Problem
Pick out the lines below that contain the string "description" and copy them all.

Exercise materials
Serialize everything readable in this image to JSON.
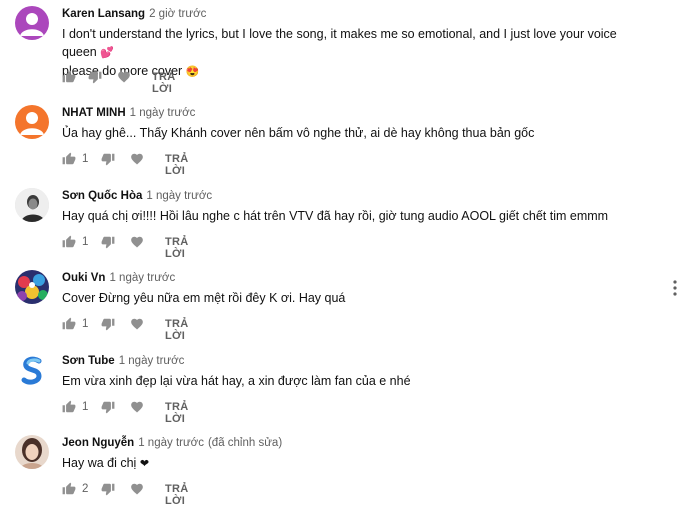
{
  "comments": [
    {
      "author": "Karen Lansang",
      "time": "2 giờ trước",
      "edited": "",
      "text_line1": "I don't understand the lyrics,  but I love the song, it makes me so emotional, and I just love your voice queen",
      "text_line1_emoji": "💕",
      "text_line2": "please do more cover",
      "text_line2_emoji": "😍",
      "likes": "",
      "reply_label": "TRẢ LỜI",
      "avatar": "purple-default-avatar"
    },
    {
      "author": "NHAT MINH",
      "time": "1 ngày trước",
      "edited": "",
      "text": "Ủa hay ghê... Thấy Khánh cover nên bấm vô nghe thử, ai dè hay không thua bản gốc",
      "likes": "1",
      "reply_label": "TRẢ LỜI",
      "avatar": "orange-default-avatar"
    },
    {
      "author": "Sơn Quốc Hòa",
      "time": "1 ngày trước",
      "edited": "",
      "text": "Hay quá chị ơi!!!! Hồi lâu nghe c hát trên VTV đã hay rồi, giờ tung audio AOOL giết chết tim emmm",
      "likes": "1",
      "reply_label": "TRẢ LỜI",
      "avatar": "bw-photo-avatar"
    },
    {
      "author": "Ouki Vn",
      "time": "1 ngày trước",
      "edited": "",
      "text": "Cover Đừng yêu nữa em mệt rồi đêy K ơi. Hay quá",
      "likes": "1",
      "reply_label": "TRẢ LỜI",
      "avatar": "colorful-group-avatar"
    },
    {
      "author": "Sơn Tube",
      "time": "1 ngày trước",
      "edited": "",
      "text": "Em vừa xinh đẹp lại vừa hát hay, a xin  được làm fan của e nhé",
      "likes": "1",
      "reply_label": "TRẢ LỜI",
      "avatar": "s-logo-avatar"
    },
    {
      "author": "Jeon Nguyễn",
      "time": "1 ngày trước",
      "edited": "(đã chỉnh sửa)",
      "text_line1": "Hay wa đi  chị",
      "text_line1_emoji": "❤",
      "likes": "2",
      "reply_label": "TRẢ LỜI",
      "avatar": "portrait-photo-avatar"
    }
  ],
  "colors": {
    "text": "#111111",
    "meta": "#606060",
    "icon": "#909090"
  }
}
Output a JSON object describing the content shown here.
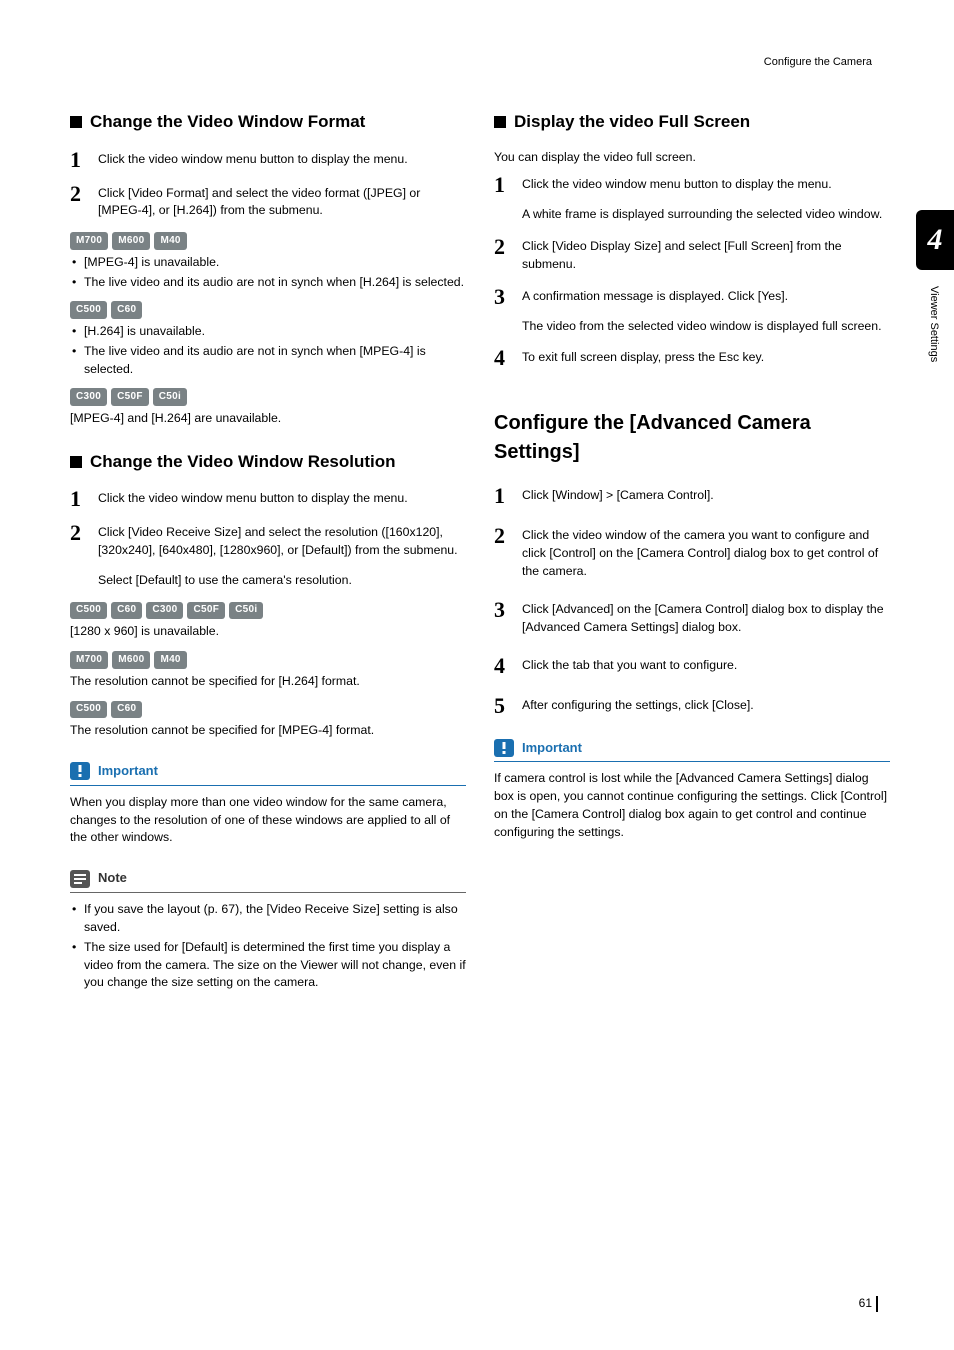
{
  "header": {
    "breadcrumb": "Configure the Camera"
  },
  "thumbtab": {
    "number": "4",
    "label": "Viewer Settings"
  },
  "left": {
    "sec1": {
      "title": "Change the Video Window Format",
      "step1": "Click the video window menu button to display the menu.",
      "step2": "Click [Video Format] and select the video format ([JPEG] or [MPEG-4], or [H.264]) from the submenu.",
      "badges1": [
        "M700",
        "M600",
        "M40"
      ],
      "b1a": "[MPEG-4] is unavailable.",
      "b1b": "The live video and its audio are not in synch when [H.264] is selected.",
      "badges2": [
        "C500",
        "C60"
      ],
      "b2a": "[H.264] is unavailable.",
      "b2b": "The live video and its audio are not in synch when [MPEG-4] is selected.",
      "badges3": [
        "C300",
        "C50F",
        "C50i"
      ],
      "b3": "[MPEG-4] and [H.264] are unavailable."
    },
    "sec2": {
      "title": "Change the Video Window Resolution",
      "step1": "Click the video window menu button to display the menu.",
      "step2": "Click [Video Receive Size] and select the resolution ([160x120], [320x240], [640x480], [1280x960], or [Default]) from the submenu.",
      "step2sub": "Select [Default] to use the camera's resolution.",
      "badges1": [
        "C500",
        "C60",
        "C300",
        "C50F",
        "C50i"
      ],
      "p1": "[1280 x 960] is unavailable.",
      "badges2": [
        "M700",
        "M600",
        "M40"
      ],
      "p2": "The resolution cannot be specified for [H.264] format.",
      "badges3": [
        "C500",
        "C60"
      ],
      "p3": "The resolution cannot be specified for [MPEG-4] format."
    },
    "important": {
      "label": "Important",
      "body": "When you display more than one video window for the same camera, changes to the resolution of one of these windows are applied to all of the other windows."
    },
    "note": {
      "label": "Note",
      "li1": "If you save the layout (p. 67), the [Video Receive Size] setting is also saved.",
      "li2": "The size used for [Default] is determined the first time you display a video from the camera. The size on the Viewer will not change, even if you change the size setting on the camera."
    }
  },
  "right": {
    "sec1": {
      "title": "Display the video Full Screen",
      "intro": "You can display the video full screen.",
      "step1": "Click the video window menu button to display the menu.",
      "step1sub": "A white frame is displayed surrounding the selected video window.",
      "step2": "Click [Video Display Size] and select [Full Screen] from the submenu.",
      "step3": "A confirmation message is displayed. Click [Yes].",
      "step3sub": "The video from the selected video window is displayed full screen.",
      "step4": "To exit full screen display, press the Esc key."
    },
    "sec2": {
      "title": "Configure the [Advanced Camera Settings]",
      "step1": "Click [Window] > [Camera Control].",
      "step2": "Click the video window of the camera you want to configure and click [Control] on the [Camera Control] dialog box to get control of the camera.",
      "step3": "Click [Advanced] on the [Camera Control] dialog box to display the [Advanced Camera Settings] dialog box.",
      "step4": "Click the tab that you want to configure.",
      "step5": "After configuring the settings, click [Close]."
    },
    "important": {
      "label": "Important",
      "body": "If camera control is lost while the [Advanced Camera Settings] dialog box is open, you cannot continue configuring the settings. Click [Control] on the [Camera Control] dialog box again to get control and continue configuring the settings."
    }
  },
  "pagenum": "61"
}
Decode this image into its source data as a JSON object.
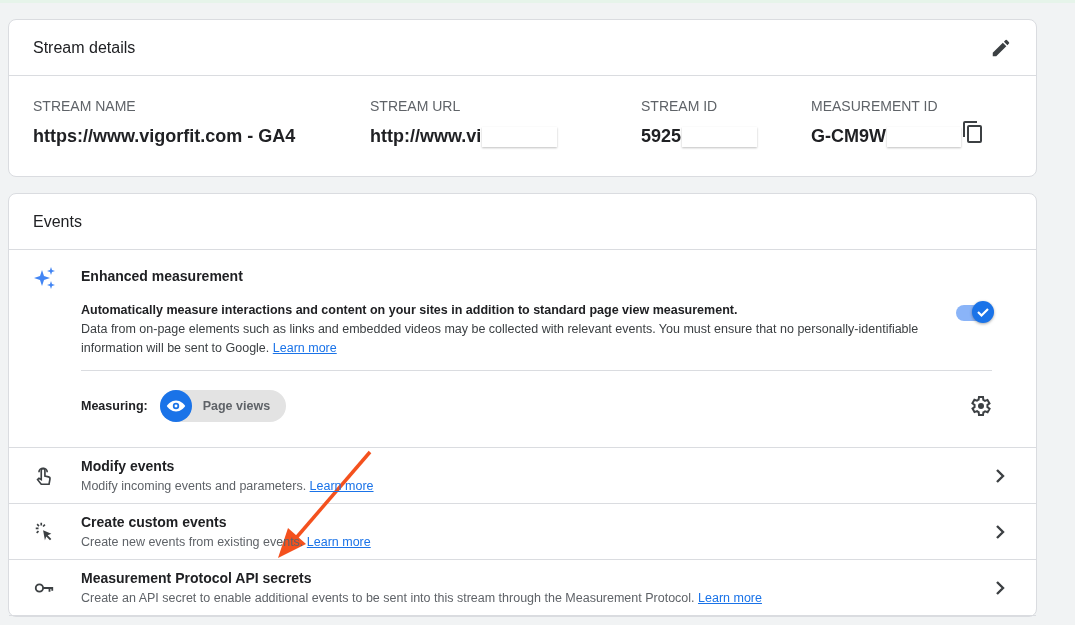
{
  "stream_details": {
    "title": "Stream details",
    "fields": [
      {
        "label": "STREAM NAME",
        "value": "https://www.vigorfit.com - GA4",
        "redacted": false
      },
      {
        "label": "STREAM URL",
        "value": "http://www.vi",
        "redacted": true
      },
      {
        "label": "STREAM ID",
        "value": "5925",
        "redacted": true
      },
      {
        "label": "MEASUREMENT ID",
        "value": "G-CM9W",
        "redacted": true
      }
    ]
  },
  "events": {
    "title": "Events",
    "enhanced_measurement": {
      "title": "Enhanced measurement",
      "summary": "Automatically measure interactions and content on your sites in addition to standard page view measurement.",
      "description": "Data from on-page elements such as links and embedded videos may be collected with relevant events. You must ensure that no personally-identifiable information will be sent to Google.",
      "link": "Learn more",
      "on": true,
      "measuring_label": "Measuring:",
      "measuring": [
        "Page views"
      ]
    },
    "rows": [
      {
        "kind": "touch",
        "title": "Modify events",
        "description": "Modify incoming events and parameters.",
        "link": "Learn more"
      },
      {
        "kind": "click",
        "title": "Create custom events",
        "description": "Create new events from existing events.",
        "link": "Learn more"
      },
      {
        "kind": "key",
        "title": "Measurement Protocol API secrets",
        "description": "Create an API secret to enable additional events to be sent into this stream through the Measurement Protocol.",
        "link": "Learn more"
      }
    ]
  }
}
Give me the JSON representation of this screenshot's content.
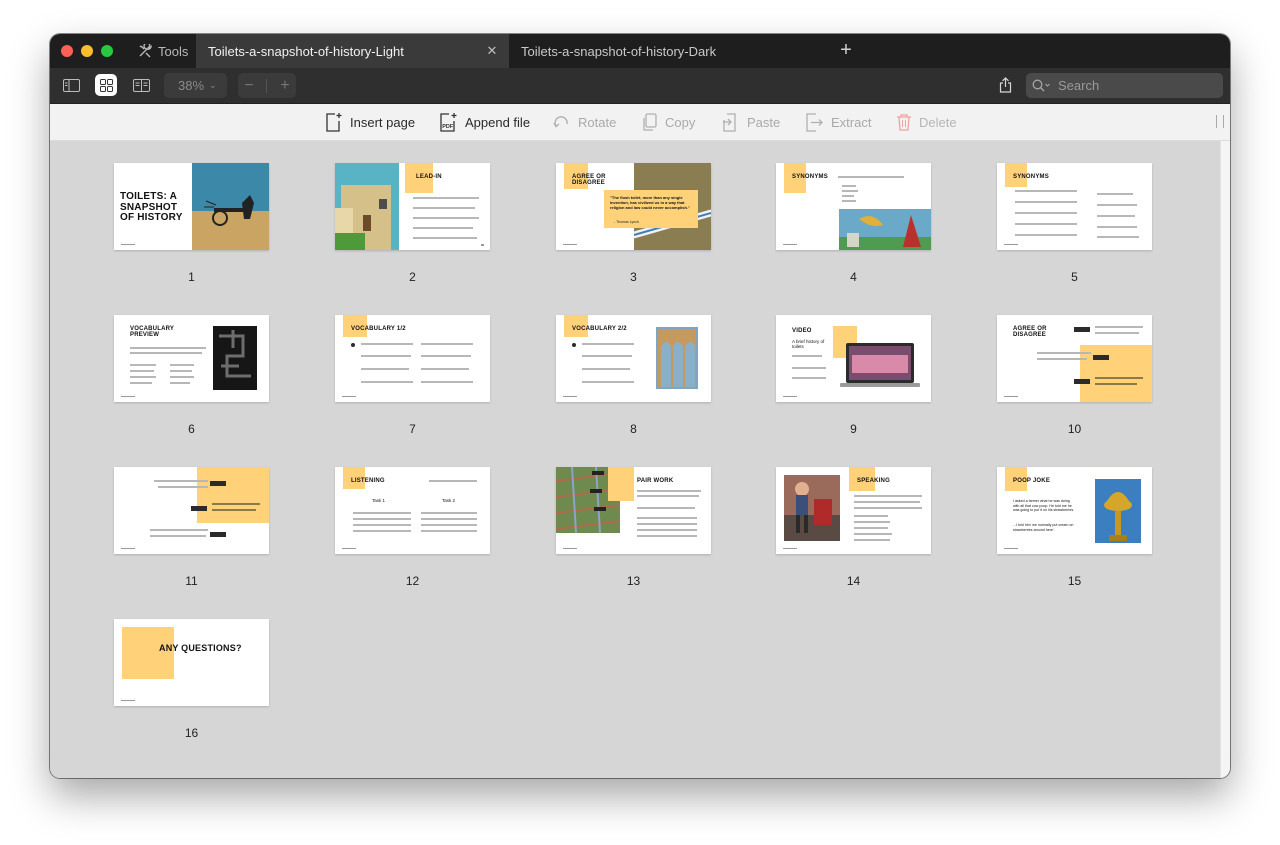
{
  "window": {
    "tools_label": "Tools",
    "tabs": [
      {
        "label": "Toilets-a-snapshot-of-history-Light",
        "active": true
      },
      {
        "label": "Toilets-a-snapshot-of-history-Dark",
        "active": false
      }
    ]
  },
  "toolbar": {
    "zoom_value": "38%",
    "search_placeholder": "Search"
  },
  "actions": {
    "insert_page": "Insert page",
    "append_file": "Append file",
    "rotate": "Rotate",
    "copy": "Copy",
    "paste": "Paste",
    "extract": "Extract",
    "delete": "Delete"
  },
  "pages": {
    "numbers": [
      "1",
      "2",
      "3",
      "4",
      "5",
      "6",
      "7",
      "8",
      "9",
      "10",
      "11",
      "12",
      "13",
      "14",
      "15",
      "16"
    ],
    "titles": {
      "p1": "TOILETS: A SNAPSHOT OF HISTORY",
      "p2": "LEAD-IN",
      "p3": "AGREE OR DISAGREE",
      "p4": "SYNONYMS",
      "p5": "SYNONYMS",
      "p6": "VOCABULARY PREVIEW",
      "p7": "VOCABULARY 1/2",
      "p8": "VOCABULARY 2/2",
      "p9": "VIDEO",
      "p10": "AGREE OR DISAGREE",
      "p12": "LISTENING",
      "p13": "PAIR WORK",
      "p14": "SPEAKING",
      "p15": "POOP JOKE",
      "p16": "ANY QUESTIONS?"
    },
    "texts": {
      "p3_quote": "\"The flush toilet, more than any single invention, has civilized us in a way that religion and law could never accomplish.\"",
      "p3_author": "- Thomas Lynch",
      "p9_subtitle": "A brief history of toilets",
      "p12_task1": "Task 1",
      "p12_task2": "Task 2",
      "p15_line1": "I asked a farmer what he was doing with all that cow poop. He told me he was going to put it on his strawberries.",
      "p15_line2": "...I told him 'we normally put cream on strawberries around here'."
    }
  },
  "colors": {
    "accent": "#ffd27a",
    "titlebar": "#1e1e1e",
    "toolbar": "#2f2f2f",
    "canvas": "#d6d6d6"
  }
}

Task output
      "description": "Data from on-page elements such as links and embedded videos may be collected with relevant events. You must ensure that no personally-identifiable information will be sent to Google.",
        "description": "Modify incoming events and parameters.",
        "description": "Create new events from existing events.",
        "description": "Create an API secret to enable additional events to be sent into this stream through the Measurement Protocol.",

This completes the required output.